REQUIRED ACTION> Your answer should be each line of the entries that contains the word "text", copied in full.

[Web page and app entries]
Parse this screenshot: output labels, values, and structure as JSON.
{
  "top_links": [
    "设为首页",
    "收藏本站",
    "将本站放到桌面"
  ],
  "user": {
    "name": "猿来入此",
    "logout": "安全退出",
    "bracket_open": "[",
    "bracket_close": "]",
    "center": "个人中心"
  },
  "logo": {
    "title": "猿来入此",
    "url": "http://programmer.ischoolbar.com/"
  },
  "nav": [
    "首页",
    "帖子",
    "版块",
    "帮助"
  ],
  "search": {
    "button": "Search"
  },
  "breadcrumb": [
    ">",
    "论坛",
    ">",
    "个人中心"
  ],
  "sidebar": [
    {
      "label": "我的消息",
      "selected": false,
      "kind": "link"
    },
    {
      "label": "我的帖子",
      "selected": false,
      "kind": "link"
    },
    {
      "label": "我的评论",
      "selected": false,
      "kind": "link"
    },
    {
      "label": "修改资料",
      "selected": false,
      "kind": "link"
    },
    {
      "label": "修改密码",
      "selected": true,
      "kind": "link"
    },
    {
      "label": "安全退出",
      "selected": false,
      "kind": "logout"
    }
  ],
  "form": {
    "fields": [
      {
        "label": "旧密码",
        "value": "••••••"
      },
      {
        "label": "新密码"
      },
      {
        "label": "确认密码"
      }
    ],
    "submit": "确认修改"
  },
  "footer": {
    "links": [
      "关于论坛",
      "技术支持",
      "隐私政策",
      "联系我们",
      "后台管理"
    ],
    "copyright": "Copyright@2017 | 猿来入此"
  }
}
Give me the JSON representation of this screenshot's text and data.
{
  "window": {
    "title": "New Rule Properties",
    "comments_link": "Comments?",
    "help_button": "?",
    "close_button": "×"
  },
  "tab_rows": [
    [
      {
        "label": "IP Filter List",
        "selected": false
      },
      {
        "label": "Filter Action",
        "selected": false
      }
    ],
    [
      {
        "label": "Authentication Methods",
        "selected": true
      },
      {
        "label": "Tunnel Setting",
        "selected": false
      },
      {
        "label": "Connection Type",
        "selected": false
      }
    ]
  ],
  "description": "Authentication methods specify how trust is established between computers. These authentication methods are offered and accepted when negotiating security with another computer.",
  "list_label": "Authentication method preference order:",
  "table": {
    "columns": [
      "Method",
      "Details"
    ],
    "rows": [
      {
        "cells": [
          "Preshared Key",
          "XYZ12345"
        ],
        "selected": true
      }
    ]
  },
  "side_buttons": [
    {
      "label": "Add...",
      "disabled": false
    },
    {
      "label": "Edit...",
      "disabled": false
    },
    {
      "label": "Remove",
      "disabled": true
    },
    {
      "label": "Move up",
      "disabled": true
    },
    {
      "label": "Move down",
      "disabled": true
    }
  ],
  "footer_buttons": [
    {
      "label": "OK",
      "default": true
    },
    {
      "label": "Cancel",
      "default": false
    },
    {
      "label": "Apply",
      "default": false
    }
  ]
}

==

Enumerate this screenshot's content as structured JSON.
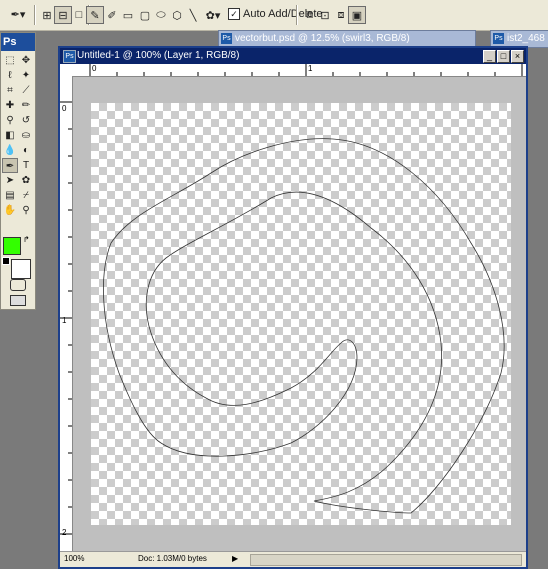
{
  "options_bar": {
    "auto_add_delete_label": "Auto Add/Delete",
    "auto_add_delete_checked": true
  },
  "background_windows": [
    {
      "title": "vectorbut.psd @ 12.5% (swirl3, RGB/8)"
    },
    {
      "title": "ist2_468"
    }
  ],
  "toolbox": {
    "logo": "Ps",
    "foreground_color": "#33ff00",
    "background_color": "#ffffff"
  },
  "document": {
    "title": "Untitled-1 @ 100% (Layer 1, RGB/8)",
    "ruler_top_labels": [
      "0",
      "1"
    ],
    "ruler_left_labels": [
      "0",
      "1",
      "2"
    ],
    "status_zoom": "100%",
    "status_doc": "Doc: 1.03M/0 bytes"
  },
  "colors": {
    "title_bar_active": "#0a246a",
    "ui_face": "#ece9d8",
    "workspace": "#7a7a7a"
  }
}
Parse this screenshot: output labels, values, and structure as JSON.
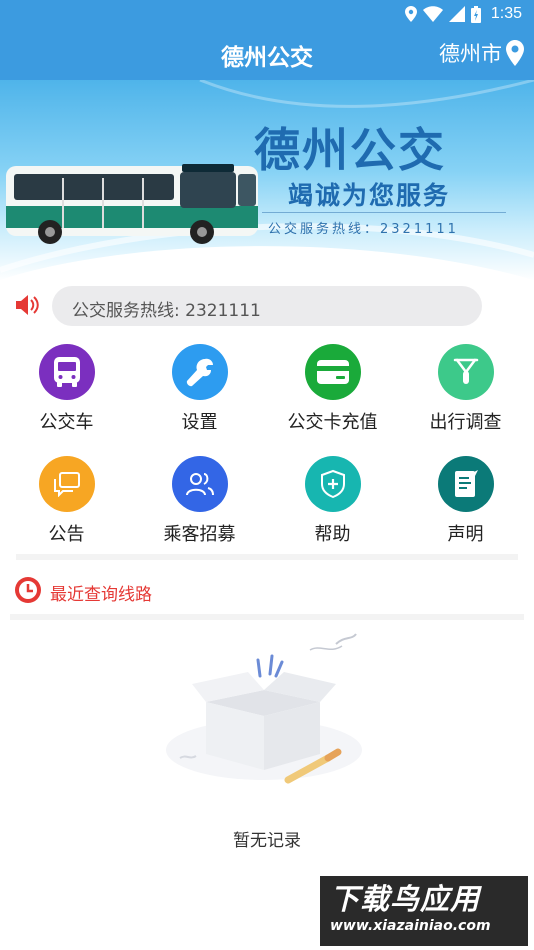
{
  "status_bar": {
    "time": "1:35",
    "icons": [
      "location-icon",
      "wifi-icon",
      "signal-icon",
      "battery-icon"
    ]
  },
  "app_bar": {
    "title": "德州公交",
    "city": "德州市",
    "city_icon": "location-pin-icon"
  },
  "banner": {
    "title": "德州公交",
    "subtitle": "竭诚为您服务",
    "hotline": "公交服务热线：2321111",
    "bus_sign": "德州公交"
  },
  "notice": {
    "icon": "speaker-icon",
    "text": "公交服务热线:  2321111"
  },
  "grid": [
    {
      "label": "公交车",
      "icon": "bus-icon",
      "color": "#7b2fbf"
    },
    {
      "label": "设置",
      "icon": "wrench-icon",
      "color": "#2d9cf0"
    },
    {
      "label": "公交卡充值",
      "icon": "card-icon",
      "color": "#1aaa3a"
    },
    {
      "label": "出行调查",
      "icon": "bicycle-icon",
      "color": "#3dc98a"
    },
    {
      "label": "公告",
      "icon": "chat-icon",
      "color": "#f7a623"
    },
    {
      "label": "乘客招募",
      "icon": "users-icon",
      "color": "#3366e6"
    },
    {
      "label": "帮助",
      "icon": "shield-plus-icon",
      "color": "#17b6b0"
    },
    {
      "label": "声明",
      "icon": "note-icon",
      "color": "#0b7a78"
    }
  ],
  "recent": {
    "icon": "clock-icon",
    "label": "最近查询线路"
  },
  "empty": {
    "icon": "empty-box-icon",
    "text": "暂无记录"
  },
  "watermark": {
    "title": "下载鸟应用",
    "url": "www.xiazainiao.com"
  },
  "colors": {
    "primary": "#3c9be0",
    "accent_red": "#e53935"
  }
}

EXERCISE OUTPUT>
Give me the JSON representation of this screenshot's text and data.
    "text": "公交服务热线:  2321111"
    "text": "暂无记录"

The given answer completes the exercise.